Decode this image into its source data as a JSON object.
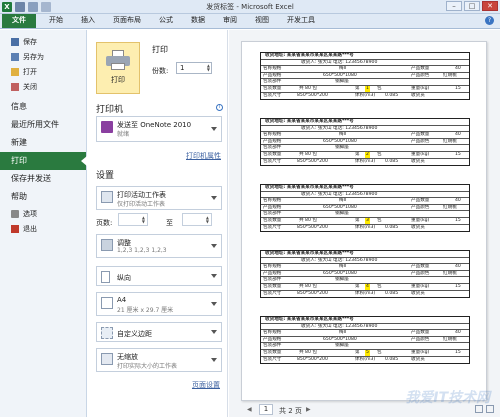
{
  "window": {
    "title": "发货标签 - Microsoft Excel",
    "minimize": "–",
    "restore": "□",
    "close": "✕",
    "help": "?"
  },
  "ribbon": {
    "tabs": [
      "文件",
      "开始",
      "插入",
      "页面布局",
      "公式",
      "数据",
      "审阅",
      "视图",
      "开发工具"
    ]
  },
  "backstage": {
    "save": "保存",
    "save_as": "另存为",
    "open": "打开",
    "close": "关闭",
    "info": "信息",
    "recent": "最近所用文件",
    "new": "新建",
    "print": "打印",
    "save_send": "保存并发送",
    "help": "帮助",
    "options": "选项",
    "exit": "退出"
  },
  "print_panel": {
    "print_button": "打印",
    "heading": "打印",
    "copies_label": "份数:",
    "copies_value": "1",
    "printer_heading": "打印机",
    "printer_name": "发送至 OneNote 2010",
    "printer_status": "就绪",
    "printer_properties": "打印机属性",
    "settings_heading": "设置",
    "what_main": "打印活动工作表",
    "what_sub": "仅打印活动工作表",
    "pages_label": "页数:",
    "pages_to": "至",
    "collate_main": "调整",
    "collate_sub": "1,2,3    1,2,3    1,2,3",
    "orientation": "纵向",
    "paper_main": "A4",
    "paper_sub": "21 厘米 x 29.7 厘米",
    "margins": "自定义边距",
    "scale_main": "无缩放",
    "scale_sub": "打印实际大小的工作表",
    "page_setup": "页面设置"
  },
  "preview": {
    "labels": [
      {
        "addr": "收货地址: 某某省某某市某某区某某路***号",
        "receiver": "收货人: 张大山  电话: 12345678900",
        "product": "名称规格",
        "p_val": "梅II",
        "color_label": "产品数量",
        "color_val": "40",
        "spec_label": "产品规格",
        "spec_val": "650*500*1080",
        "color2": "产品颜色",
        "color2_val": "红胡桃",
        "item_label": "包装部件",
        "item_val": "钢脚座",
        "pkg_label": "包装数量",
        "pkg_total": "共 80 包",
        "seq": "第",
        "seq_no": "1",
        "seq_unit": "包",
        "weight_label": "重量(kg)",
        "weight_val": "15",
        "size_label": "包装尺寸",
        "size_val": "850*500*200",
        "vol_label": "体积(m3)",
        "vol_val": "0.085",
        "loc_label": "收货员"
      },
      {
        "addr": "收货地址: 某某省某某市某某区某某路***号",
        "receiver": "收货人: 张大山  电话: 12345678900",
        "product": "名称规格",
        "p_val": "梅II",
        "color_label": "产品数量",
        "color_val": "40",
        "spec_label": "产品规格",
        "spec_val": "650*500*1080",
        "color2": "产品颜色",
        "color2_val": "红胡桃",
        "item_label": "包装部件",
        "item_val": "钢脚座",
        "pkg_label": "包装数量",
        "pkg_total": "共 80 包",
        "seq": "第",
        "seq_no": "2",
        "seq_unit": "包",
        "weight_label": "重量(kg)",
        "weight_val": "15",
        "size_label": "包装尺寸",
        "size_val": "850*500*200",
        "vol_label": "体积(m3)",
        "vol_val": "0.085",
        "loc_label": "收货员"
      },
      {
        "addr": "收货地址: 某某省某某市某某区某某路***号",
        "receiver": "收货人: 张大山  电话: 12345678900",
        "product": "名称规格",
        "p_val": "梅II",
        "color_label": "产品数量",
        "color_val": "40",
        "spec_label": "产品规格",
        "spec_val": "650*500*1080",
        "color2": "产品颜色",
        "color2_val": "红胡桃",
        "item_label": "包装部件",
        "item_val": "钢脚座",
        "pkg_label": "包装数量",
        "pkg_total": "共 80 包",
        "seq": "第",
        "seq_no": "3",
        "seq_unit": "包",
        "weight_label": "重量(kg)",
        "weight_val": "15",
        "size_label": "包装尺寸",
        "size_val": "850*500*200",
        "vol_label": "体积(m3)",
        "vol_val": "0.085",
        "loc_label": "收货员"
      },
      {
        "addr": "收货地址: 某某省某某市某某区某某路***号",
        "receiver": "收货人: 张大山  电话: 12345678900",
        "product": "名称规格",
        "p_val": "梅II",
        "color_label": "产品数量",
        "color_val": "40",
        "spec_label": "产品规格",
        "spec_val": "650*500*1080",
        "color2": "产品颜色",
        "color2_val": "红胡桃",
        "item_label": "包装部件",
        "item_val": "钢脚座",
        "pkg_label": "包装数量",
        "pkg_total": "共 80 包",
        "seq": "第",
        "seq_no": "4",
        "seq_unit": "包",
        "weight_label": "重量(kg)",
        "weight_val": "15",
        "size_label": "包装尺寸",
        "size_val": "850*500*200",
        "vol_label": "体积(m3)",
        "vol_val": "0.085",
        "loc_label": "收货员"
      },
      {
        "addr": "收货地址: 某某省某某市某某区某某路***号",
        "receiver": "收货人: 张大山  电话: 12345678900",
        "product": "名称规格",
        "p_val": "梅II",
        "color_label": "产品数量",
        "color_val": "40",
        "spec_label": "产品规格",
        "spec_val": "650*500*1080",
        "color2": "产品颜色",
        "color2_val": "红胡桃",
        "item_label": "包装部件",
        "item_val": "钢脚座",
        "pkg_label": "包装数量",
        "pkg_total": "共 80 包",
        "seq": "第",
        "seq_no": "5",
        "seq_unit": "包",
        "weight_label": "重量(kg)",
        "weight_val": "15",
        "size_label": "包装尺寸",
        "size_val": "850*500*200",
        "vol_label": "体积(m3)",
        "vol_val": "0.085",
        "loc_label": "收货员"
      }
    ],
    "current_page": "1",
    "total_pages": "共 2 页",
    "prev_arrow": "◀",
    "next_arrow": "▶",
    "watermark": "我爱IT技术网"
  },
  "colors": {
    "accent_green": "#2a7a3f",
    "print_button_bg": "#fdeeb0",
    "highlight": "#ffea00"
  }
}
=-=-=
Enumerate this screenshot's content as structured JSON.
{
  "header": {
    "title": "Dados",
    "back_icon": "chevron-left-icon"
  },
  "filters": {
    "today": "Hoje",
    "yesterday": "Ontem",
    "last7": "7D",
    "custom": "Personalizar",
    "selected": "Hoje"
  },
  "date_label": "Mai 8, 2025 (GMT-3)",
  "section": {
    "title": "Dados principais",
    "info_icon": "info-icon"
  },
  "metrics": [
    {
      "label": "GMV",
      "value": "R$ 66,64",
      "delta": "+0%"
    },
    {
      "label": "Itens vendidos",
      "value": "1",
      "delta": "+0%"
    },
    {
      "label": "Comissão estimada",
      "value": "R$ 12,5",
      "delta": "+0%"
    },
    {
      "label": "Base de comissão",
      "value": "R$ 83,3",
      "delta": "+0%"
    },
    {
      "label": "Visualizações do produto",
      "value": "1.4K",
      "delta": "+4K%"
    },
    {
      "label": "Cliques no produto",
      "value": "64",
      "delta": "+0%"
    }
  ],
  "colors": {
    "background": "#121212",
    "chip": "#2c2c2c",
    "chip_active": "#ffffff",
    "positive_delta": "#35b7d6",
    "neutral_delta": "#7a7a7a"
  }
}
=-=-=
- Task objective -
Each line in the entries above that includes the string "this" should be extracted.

- Exercise solution -
Decode this image into its source data as a JSON object.
Enumerate this screenshot's content as structured JSON.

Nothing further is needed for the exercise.